__TASK INPUTS__:
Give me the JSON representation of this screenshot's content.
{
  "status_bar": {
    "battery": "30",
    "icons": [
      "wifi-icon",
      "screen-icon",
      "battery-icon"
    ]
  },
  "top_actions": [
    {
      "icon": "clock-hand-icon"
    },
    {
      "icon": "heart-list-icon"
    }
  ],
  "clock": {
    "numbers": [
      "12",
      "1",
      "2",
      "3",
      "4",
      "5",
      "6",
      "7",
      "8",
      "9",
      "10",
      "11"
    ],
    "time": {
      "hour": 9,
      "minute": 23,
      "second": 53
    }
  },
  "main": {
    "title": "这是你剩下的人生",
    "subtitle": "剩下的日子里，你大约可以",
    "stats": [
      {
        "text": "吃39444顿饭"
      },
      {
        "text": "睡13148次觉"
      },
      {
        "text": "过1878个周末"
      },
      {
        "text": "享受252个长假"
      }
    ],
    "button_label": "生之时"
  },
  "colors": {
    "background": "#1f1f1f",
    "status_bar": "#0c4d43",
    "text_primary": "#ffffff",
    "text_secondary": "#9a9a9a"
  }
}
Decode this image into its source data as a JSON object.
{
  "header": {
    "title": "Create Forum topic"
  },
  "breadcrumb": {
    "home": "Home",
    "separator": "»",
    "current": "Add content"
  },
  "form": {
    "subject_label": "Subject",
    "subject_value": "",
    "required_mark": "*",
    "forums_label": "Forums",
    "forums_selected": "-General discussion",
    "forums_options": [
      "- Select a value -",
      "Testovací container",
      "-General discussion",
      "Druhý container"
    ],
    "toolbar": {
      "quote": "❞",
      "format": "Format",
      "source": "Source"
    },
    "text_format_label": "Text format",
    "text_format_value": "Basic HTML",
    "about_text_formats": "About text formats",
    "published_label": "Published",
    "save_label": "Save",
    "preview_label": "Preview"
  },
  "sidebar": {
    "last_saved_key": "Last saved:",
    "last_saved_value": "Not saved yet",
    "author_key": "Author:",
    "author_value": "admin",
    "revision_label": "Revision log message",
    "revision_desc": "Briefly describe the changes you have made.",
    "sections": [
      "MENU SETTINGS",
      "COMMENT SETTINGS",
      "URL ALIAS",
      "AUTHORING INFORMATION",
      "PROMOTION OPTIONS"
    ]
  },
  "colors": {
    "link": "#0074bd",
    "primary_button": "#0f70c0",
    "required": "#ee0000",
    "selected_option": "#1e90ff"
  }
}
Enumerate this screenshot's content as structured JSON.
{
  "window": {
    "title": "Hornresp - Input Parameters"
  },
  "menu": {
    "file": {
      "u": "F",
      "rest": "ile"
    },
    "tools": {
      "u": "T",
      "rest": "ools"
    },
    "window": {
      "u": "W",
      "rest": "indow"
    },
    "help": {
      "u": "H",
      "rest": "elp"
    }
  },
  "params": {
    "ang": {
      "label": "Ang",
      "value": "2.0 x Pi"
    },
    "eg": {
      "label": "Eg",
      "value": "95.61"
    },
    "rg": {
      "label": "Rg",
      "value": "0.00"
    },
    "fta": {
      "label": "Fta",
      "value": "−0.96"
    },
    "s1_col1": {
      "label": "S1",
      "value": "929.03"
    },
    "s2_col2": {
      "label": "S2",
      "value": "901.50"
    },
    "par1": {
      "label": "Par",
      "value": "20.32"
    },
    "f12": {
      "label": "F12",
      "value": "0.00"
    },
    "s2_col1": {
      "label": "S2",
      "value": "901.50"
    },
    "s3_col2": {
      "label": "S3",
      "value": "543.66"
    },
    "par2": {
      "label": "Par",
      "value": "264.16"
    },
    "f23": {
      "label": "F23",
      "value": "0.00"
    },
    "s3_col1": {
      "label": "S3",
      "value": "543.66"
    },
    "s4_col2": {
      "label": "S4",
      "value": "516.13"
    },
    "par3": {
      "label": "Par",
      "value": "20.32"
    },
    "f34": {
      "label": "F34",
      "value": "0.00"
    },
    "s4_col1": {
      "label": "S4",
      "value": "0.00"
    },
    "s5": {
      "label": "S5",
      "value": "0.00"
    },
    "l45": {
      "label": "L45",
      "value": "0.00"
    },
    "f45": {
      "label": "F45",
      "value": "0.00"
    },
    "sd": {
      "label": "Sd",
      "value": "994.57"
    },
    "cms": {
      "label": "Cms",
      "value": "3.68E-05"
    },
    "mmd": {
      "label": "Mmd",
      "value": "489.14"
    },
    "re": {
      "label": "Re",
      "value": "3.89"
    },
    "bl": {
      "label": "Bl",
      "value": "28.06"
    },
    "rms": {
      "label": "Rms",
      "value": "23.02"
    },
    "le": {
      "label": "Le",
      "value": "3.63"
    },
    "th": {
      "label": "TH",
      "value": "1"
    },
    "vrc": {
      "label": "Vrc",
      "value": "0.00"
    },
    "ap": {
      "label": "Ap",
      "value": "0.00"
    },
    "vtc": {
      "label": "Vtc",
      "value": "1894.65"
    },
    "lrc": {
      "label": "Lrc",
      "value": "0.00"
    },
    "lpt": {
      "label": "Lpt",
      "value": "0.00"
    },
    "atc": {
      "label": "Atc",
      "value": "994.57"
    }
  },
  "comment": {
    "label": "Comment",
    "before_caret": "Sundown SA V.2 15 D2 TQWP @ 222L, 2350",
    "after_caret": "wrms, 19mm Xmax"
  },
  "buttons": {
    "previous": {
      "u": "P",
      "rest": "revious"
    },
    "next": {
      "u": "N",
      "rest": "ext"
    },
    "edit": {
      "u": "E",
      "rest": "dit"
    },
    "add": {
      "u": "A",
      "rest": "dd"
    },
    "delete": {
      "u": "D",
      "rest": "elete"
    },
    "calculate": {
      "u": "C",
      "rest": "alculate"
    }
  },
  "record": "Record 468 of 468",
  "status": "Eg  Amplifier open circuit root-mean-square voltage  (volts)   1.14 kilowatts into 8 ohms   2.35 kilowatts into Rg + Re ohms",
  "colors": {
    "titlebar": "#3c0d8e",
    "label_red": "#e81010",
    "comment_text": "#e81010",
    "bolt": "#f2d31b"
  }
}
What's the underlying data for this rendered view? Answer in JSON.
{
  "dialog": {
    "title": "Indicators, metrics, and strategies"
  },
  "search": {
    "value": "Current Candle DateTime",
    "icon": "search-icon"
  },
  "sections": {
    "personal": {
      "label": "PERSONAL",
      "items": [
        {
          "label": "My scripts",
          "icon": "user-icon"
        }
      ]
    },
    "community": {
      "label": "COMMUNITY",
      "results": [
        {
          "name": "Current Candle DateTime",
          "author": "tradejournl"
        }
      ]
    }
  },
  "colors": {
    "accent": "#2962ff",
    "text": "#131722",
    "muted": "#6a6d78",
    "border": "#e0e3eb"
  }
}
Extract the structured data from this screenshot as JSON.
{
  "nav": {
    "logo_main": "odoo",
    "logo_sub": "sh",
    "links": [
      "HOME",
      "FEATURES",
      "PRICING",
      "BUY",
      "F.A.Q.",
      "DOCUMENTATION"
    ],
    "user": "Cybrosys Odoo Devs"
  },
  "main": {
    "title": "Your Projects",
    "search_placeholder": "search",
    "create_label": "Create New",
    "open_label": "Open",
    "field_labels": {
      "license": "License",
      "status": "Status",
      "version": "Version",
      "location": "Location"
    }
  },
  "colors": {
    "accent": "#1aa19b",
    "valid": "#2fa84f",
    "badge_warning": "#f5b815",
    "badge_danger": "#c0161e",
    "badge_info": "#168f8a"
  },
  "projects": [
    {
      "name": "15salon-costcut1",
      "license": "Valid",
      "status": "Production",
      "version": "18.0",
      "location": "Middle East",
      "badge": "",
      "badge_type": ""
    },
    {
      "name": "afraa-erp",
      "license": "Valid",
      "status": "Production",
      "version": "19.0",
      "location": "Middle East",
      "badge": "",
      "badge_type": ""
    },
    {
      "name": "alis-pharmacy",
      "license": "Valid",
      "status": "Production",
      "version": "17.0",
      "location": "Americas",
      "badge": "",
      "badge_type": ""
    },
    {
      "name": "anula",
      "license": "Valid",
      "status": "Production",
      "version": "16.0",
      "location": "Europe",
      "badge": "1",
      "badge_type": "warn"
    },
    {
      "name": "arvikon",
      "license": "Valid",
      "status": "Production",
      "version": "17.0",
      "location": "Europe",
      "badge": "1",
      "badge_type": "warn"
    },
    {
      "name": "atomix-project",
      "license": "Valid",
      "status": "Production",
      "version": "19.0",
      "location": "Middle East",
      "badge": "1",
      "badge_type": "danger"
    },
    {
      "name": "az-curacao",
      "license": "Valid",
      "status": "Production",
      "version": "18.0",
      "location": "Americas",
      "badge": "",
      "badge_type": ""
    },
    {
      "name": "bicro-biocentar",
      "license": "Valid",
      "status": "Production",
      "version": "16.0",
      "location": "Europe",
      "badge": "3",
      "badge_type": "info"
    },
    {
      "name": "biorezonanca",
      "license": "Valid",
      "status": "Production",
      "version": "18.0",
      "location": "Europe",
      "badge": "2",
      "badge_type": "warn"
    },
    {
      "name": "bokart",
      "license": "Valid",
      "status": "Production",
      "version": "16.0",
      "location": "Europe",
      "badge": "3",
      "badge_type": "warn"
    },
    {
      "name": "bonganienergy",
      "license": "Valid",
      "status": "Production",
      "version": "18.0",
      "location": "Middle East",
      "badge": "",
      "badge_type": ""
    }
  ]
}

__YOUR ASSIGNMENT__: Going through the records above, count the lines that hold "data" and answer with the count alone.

__OUTPUT BELOW__: 3